Wednesday, January 25, 2012

Dart Society Reports : The Grey Box

The Grey Box is a phenomenal documentary about the torture of solitary confinement. You can never fully grasp the life that these humans "live" trapped in a box. Although this documentary paints a very real picture of these men's lives, nothing can accurately depict the daily psychological torture that they faced for years!

Tuesday, November 1, 2011

Sacred Transformations

Sacred Transformation's Website
I just learned about this great organization yesterday! "The organization is dedicated to helping people transform tattoos or scars from negative experiences into marks of positive artistic expression." It is led by SAIC alumnus Eric Dean Spruth.

Taryn Simon - The Innocents

Taryn Simon's Art Work

1/12 - Charles Irvin FainScene of the crime, the snake River, Melba, Idaho
Served 18 years of a death sentence for Kidnapping, Rape and murder, 2002

"The Innocents documents the stories of individuals who served time in prison for violent crimes they did not commit. At issue is the question of photography's function as a credible eyewitness and arbiter of justice.

The primary cause of wrongful conviction is mistaken identification. A victim or eyewitness identifies a suspected perpetrator through law enforcement's use of photographs and lineups. This procedure relies on the assumption of precise visual memory. But, through exposure to composite sketches, mugshots, Polaroids, and lineups, eyewitness memory can change. In the history of these cases, photography offered the criminal justice system a tool that transformed innocent citizens into criminals. Photographs assisted officers in obtaining eyewitness identifications and aided prosecutors in securing convictions.

Simon photographed these men at sites that had particular significance to their illegitimate conviction: the scene of misidentification, the scene of arrest, the scene of the crime or the scene of the alibi. All of these locations hold contradictory meanings for the subjects. The scene of arrest marks the starting point of a reality based in fiction. The scene of the crime is at once arbitrary and crucial: this place, to which they have never been, changed their lives forever. In these photographs Simon confronts photography's ability to blur truth and fiction-an ambiguity that can have severe, even lethal consequences."

Sunday, October 16, 2011

Concrete, Steel, and Paint

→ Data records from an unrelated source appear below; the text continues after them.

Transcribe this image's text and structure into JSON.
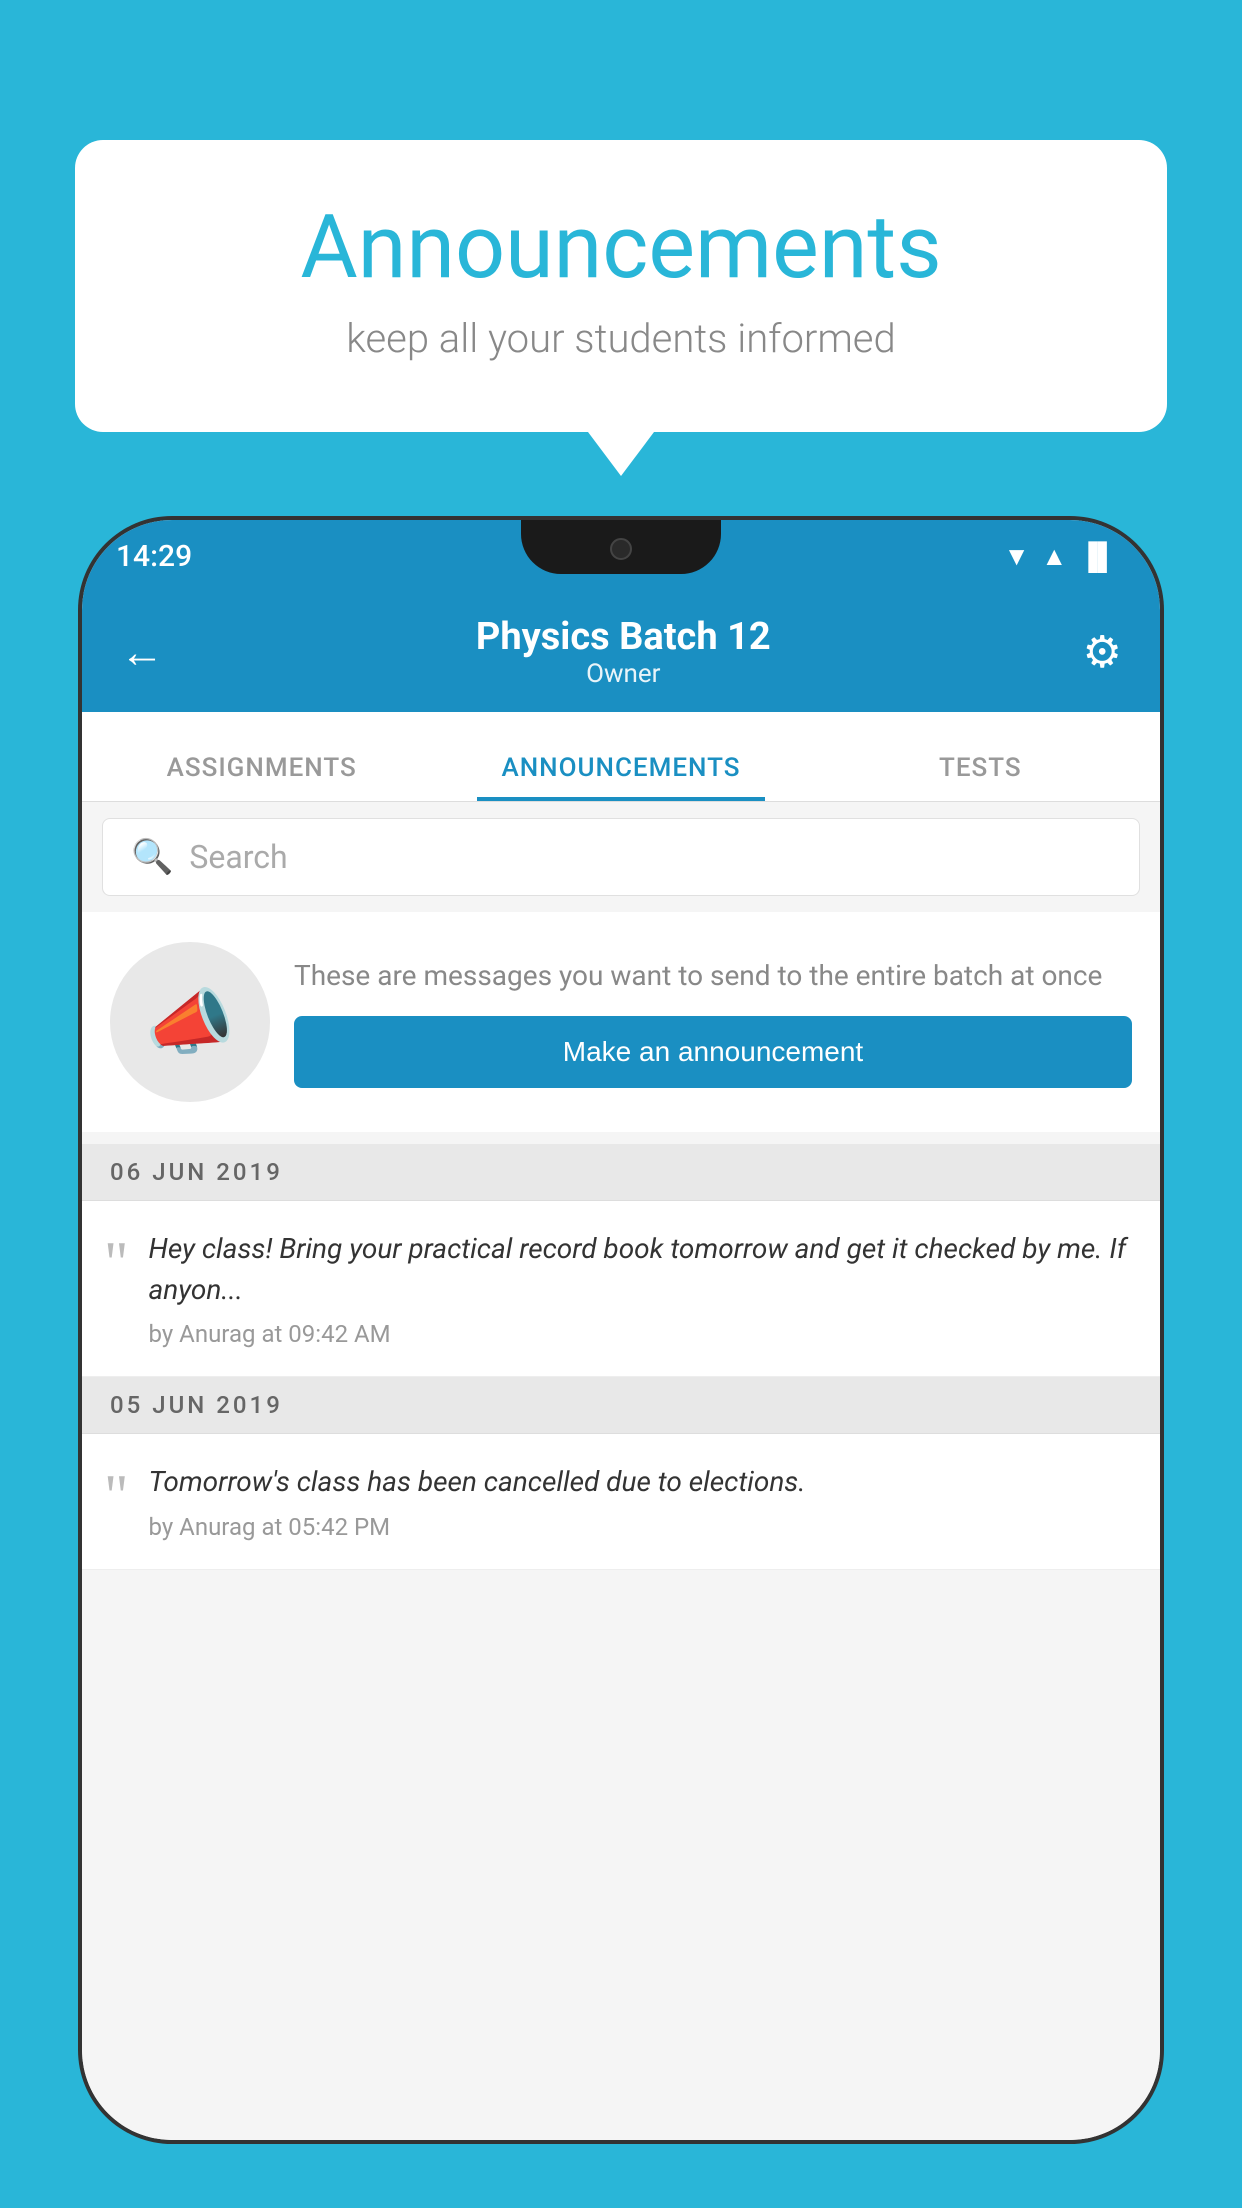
{
  "background_color": "#29B6D8",
  "bubble": {
    "title": "Announcements",
    "subtitle": "keep all your students informed"
  },
  "phone": {
    "status_bar": {
      "time": "14:29",
      "wifi": "▼",
      "signal": "▲",
      "battery": "▐"
    },
    "header": {
      "title": "Physics Batch 12",
      "subtitle": "Owner",
      "back_label": "←",
      "gear_label": "⚙"
    },
    "tabs": [
      {
        "label": "ASSIGNMENTS",
        "active": false
      },
      {
        "label": "ANNOUNCEMENTS",
        "active": true
      },
      {
        "label": "TESTS",
        "active": false
      }
    ],
    "search": {
      "placeholder": "Search"
    },
    "promo": {
      "description": "These are messages you want to send to the entire batch at once",
      "button_label": "Make an announcement"
    },
    "announcements": [
      {
        "date": "06  JUN  2019",
        "text": "Hey class! Bring your practical record book tomorrow and get it checked by me. If anyon...",
        "meta": "by Anurag at 09:42 AM"
      },
      {
        "date": "05  JUN  2019",
        "text": "Tomorrow's class has been cancelled due to elections.",
        "meta": "by Anurag at 05:42 PM"
      }
    ]
  }
}
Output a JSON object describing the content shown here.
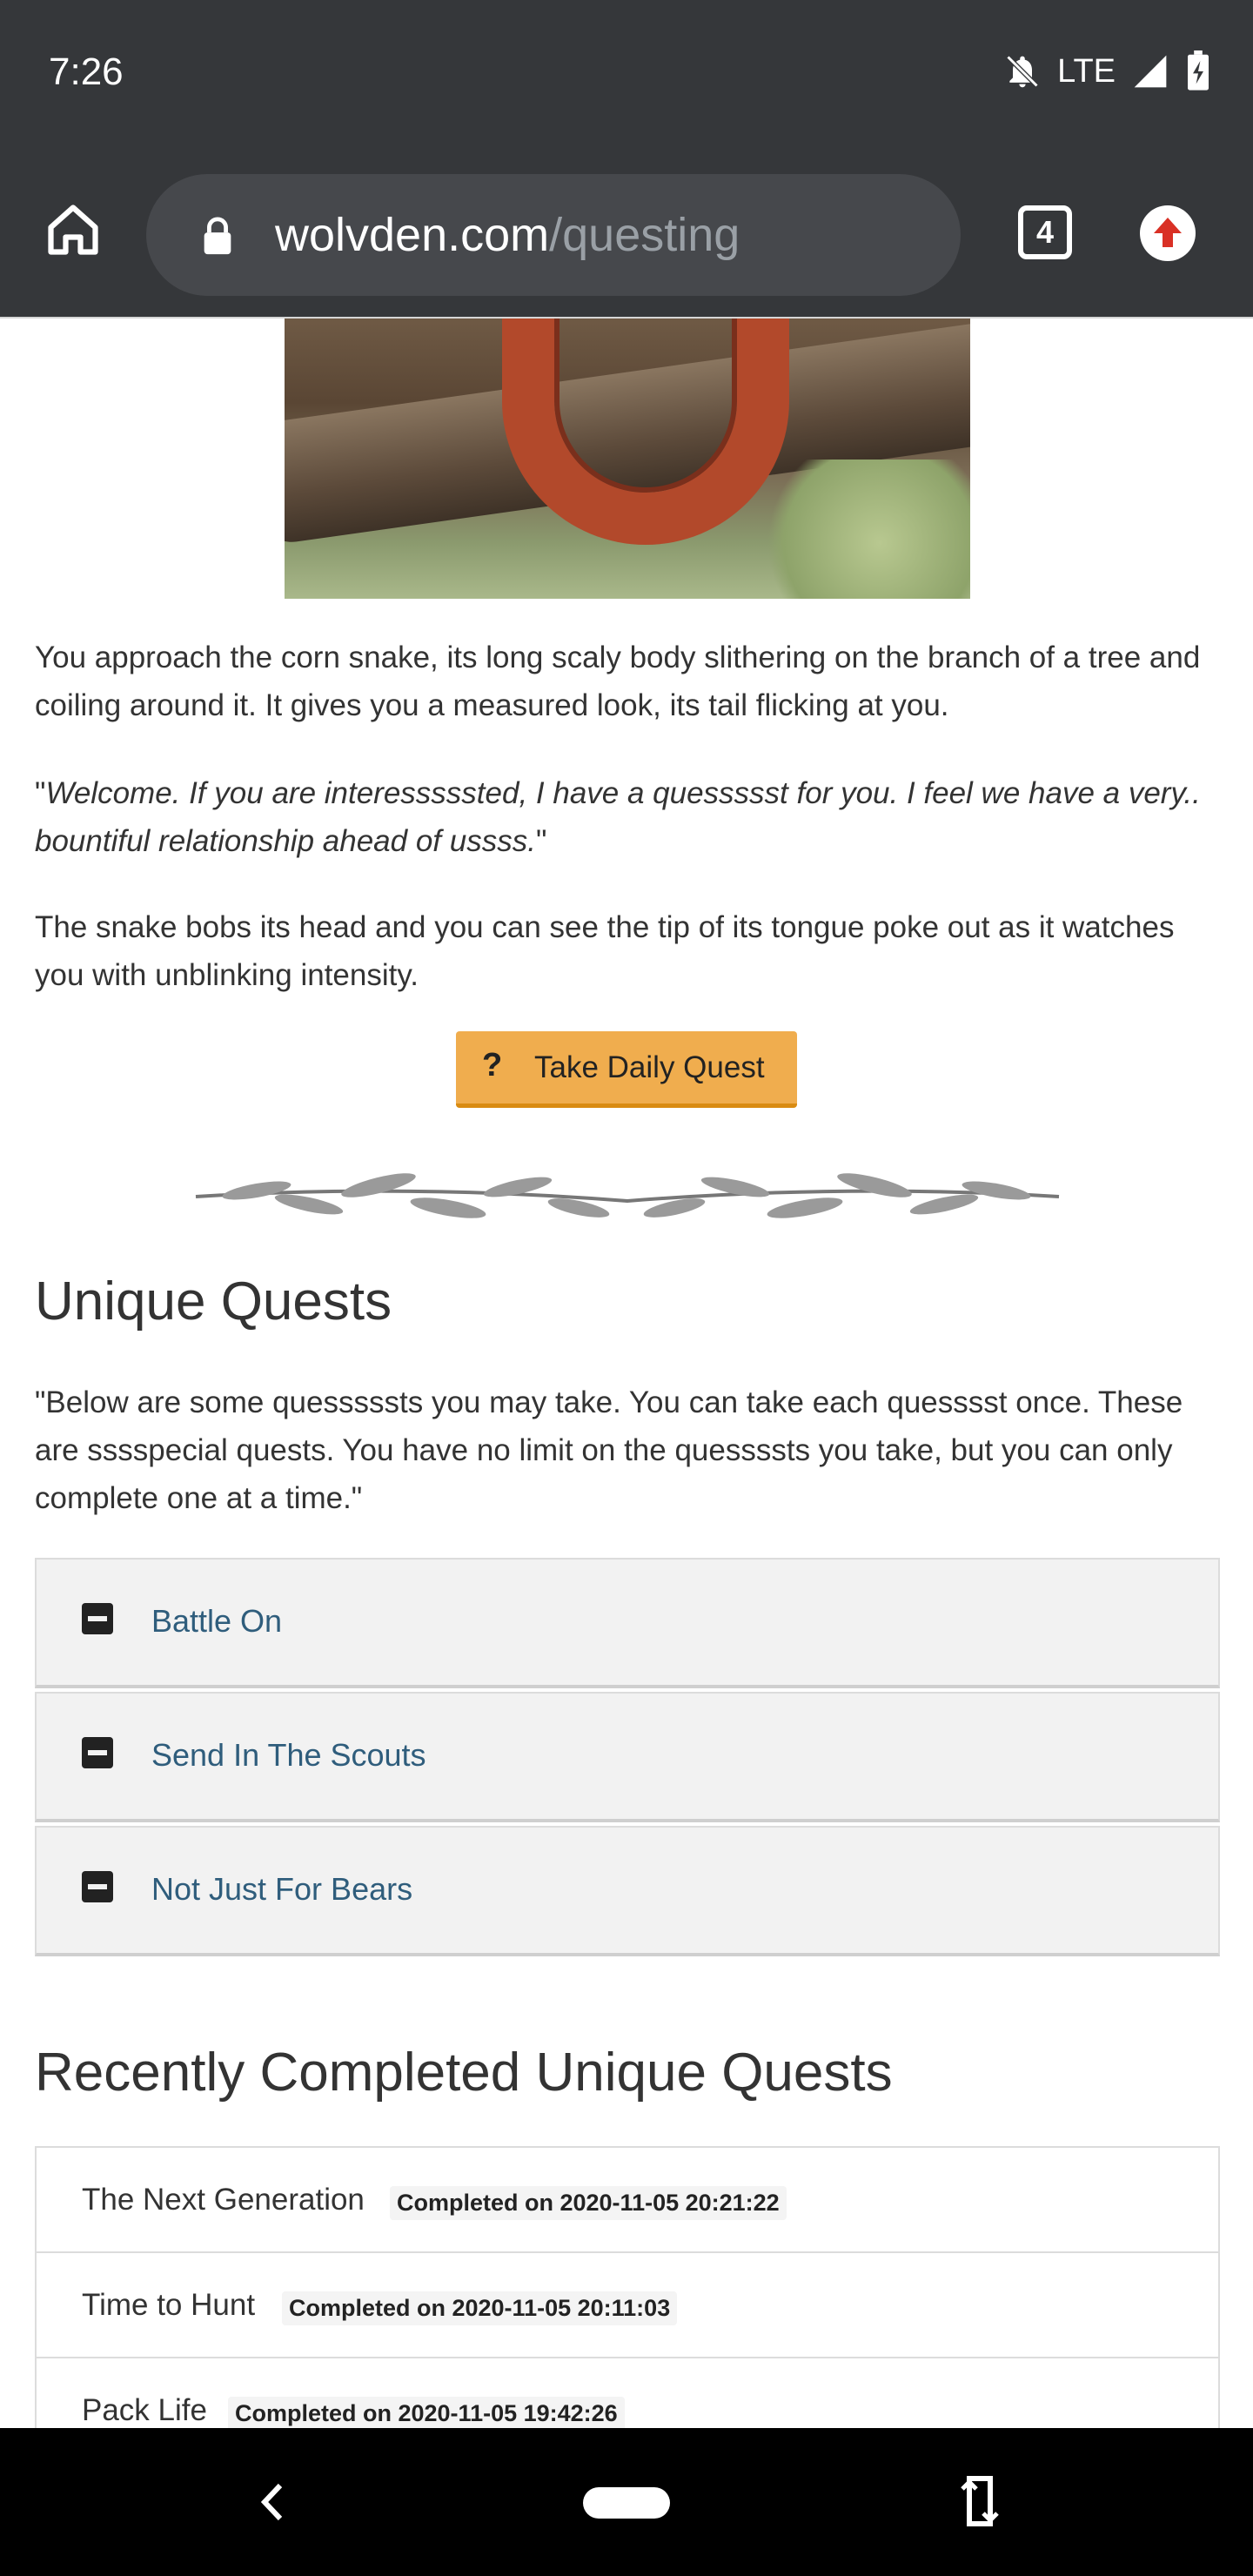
{
  "status_bar": {
    "time": "7:26",
    "network": "LTE"
  },
  "browser": {
    "url_domain": "wolvden.com",
    "url_path": "/questing",
    "tab_count": "4"
  },
  "intro": {
    "paragraph1": "You approach the corn snake, its long scaly body slithering on the branch of a tree and coiling around it. It gives you a measured look, its tail flicking at you.",
    "quote_open": "\"",
    "quote_text": "Welcome. If you are interesssssted, I have a quessssst for you. I feel we have a very.. bountiful relationship ahead of ussss.",
    "quote_close": "\"",
    "paragraph3": "The snake bobs its head and you can see the tip of its tongue poke out as it watches you with unblinking intensity."
  },
  "daily_quest_button": {
    "icon": "?",
    "label": "Take Daily Quest"
  },
  "unique_quests": {
    "heading": "Unique Quests",
    "description": "\"Below are some quesssssts you may take. You can take each quesssst once. These are sssspecial quests. You have no limit on the quessssts you take, but you can only complete one at a time.\"",
    "items": [
      {
        "title": "Battle On"
      },
      {
        "title": "Send In The Scouts"
      },
      {
        "title": "Not Just For Bears"
      }
    ]
  },
  "recently_completed": {
    "heading": "Recently Completed Unique Quests",
    "items": [
      {
        "name": "The Next Generation",
        "completed": "Completed on 2020-11-05 20:21:22"
      },
      {
        "name": "Time to Hunt",
        "completed": "Completed on 2020-11-05 20:11:03"
      },
      {
        "name": "Pack Life",
        "completed": "Completed on 2020-11-05 19:42:26"
      }
    ]
  },
  "colors": {
    "button_orange": "#f0ad4e",
    "link_blue": "#2f5d7c",
    "chrome_dark": "#35373a"
  }
}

I recently learned about this documentary and rushed home to look it up. All I could find was an amazing website and trailer. I watched the trailer and the film looks SO incredible! From what I understand about it, this group of prisoner works with a group of victims of crime to create a mural for the community. What a tough topic to take on! This shows the amazing power that art has to connect people and stimulate healing. I will be continuing to research how to see the full length of them film. It is truly inspiring to see people taking the initiative to start tackling these complex topics.

Friday, October 14, 2011

Troy Davis Story CNN (execution)

I think it is absolutely appaling that our Justice System can put a man to DEATH without concrete evidence. The fact that this happened and the Supreme Court wouldn't even re-open the case gives me absolutely no reason to trust that this system we have works. Please watch and educate yourself. This is a CNN report.

Friday, September 16, 2011

Ruth Gilmore and Beyond the Prison Industrial Complex

Ruth Wilson Gilmore is Professor of Earth and Environmental Sciences at the Graduate Center, CUNY. Her publications include Golden Gulag: Prisons, Surplus, Crisis, and Opposition in Globalizing California (2007) — about which the San Francisco Chronicle said “Now, if you want to understand why progressive California leads the Western world with its regressive system of punishment, Gilmore’s “Golden Gulag” is the first must-read book of the 21st century”. She has also published How to Stop a Prison in Your Town (with the California Prison Moratorium Project collective); along with many articles and interviews. In addition to the California Prison Moratorium Project, she was a founding member of Critical Resistance; the Central California Environmental Justice Network (of which she is past president); and many other social justice organizations.

Ruthie Gilmore will be speaking at the University of Illinois at Chicago (UIC)  called “Beyond the Prison Industrial Complex: The World We Want is the World We Need.”
When: Monday September 26, 2011 at 5:30 followed by a reception at 7:30.
Where: Room 302 Student Center East at UIC. 750 S Halsted Street Chicago, IL 60607.
For more information, contact Institute for Research on Race and Public Policy (312) 996-6339 or the Jane Addams Hull House Museum (312) 413-5353.
Or you can email
All are welcome. This event is ADA accessible.
Sponsored by : Institute for Research on Race and Public Policy and Jane Addams Hull House Museum.

Beyond the Prison Industrial Complex Lecture Website

This Website is an AMAZING resource for anyone interested in the Prison System!

Sunday, September 11, 2011

"You can judge a society by the way it treats its prisoners" - Winston Churchill

This quote it ridiculously accurate! I just proposed to my Social Theory class at SAIC  that we discuss this topic sometime within the semester. With the incarceration boom in our country over the past 30 years, this topic becomes extremely relevant to our generation and something I feel strongly deserves the consideration and scrutiny of social theorist (professional and lay) everywhere!